The new system of shared parental leave came into force on 1 December 2014 and will change the way that employees can take time off following birth or adoption. Shared parental leave will be treated for pension purposes in the same way as maternity leave, with pension provision during paid shared parental leave being based on the pay the employee would be likely to have received if working normally. The new regime will apply to qualifying employees whose baby is due, or who are adopting a child, on or after 5 April 2015. Employers are now starting to consider their approach to this and how it fits with existing family leave policies.
Under the new regime, as now, mothers will be able to take up to 52 weeks' maternity leave, including 39 weeks' statutory maternity pay, and fathers will be able to take up to 2 weeks' ordinary paternity leave and ordinary paternity pay.

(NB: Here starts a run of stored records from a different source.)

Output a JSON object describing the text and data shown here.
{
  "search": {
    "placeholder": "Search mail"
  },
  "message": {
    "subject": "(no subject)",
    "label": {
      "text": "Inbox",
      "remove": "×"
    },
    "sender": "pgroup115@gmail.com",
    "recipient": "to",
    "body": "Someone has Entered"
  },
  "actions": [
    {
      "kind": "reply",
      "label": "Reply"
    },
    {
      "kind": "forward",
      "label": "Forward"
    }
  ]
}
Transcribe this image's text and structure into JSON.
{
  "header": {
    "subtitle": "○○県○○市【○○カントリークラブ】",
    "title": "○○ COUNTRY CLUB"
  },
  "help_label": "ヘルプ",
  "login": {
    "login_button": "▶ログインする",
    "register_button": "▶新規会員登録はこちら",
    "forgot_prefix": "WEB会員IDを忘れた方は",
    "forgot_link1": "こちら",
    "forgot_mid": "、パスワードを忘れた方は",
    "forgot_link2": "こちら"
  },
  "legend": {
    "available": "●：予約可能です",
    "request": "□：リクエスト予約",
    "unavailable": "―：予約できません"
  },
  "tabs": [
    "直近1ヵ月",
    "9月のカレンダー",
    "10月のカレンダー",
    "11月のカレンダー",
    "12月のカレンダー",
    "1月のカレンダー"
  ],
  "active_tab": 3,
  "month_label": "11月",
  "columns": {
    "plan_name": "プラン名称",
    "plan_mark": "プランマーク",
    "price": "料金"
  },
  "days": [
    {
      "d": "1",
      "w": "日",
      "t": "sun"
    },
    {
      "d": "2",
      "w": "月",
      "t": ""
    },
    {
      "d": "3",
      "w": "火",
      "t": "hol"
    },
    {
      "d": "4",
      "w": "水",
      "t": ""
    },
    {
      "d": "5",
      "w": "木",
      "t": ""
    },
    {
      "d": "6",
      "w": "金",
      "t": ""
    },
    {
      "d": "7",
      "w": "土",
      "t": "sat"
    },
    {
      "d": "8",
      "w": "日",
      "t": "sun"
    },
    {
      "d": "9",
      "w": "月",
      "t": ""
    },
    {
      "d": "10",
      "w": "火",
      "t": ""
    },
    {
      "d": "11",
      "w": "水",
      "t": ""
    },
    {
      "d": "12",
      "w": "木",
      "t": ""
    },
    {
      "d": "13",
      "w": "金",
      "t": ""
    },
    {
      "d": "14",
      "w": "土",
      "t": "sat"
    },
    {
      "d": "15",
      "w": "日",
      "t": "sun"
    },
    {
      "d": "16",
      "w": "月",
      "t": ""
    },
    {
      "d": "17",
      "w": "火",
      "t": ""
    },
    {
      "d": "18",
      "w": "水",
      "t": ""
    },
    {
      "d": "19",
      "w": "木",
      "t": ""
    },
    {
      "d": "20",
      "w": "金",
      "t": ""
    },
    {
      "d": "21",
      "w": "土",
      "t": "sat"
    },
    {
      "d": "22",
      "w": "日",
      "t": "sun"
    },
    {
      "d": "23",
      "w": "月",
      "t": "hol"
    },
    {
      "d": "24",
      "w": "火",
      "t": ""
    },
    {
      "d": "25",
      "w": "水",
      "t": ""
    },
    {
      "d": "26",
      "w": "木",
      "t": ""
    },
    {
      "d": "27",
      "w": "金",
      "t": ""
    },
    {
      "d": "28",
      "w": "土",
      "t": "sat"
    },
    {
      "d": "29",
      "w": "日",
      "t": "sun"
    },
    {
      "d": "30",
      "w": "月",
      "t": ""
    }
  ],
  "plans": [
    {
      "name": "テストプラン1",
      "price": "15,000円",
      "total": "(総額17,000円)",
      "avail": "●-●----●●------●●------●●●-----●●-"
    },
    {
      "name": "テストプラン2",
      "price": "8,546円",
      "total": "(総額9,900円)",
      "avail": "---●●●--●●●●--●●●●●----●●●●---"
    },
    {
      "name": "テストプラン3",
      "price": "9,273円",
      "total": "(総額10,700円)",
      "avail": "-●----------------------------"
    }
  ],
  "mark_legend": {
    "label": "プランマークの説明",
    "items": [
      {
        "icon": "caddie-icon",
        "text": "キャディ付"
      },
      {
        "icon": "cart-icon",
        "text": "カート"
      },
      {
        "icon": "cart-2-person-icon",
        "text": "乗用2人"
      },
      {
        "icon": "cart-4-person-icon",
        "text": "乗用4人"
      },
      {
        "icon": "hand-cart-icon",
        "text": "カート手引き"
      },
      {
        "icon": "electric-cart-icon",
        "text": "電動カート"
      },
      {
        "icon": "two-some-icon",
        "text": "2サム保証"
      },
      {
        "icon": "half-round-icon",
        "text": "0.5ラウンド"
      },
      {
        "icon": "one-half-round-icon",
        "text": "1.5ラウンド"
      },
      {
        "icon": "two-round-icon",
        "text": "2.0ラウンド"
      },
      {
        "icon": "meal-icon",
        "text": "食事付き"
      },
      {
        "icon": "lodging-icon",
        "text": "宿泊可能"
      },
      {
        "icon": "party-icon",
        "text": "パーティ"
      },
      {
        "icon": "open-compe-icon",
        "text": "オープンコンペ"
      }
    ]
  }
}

However, the additional paternity leave system will be abolished and replaced with the new shared parental leave scheme.
Under the shared parental leave scheme, mothers will be able to convert up to 50 weeks of their maternity leave (and 37 weeks of their statutory maternity pay) into shared parental leave and pay and effectively share it with their partner.
The shared parental leave system will give parents significant flexibility – for example, they can apply to take the time off together, or separately, and as one continuous period, or in up to 3 discontinuous blocks of leave (with each block of leave having a minimum duration of one week). There is a complex notification process.
From a pensions perspective, under the draft legislation the key point to note is that for any period of paid shared parental leave, continuing membership and accrual of rights under a pension arrangement must be in accordance with the "normal employment requirement". This means that:
- or the purposes of accrual of benefits, the individual must be treated as if they were working normally and receiving the remuneration likely to be paid for doing so;
- however, for contribution purposes, the member must only be required to pay contributions based on the amount of contractual remuneration or statutory shared parental pay actually paid to them for the relevant period.
Employers will wish to factor the pensions requirements into their policies on shared parental leave and shared parental pay and consider how this fits with existing family leave policies in order to ensure that they are fully compliant and understand the cost implications.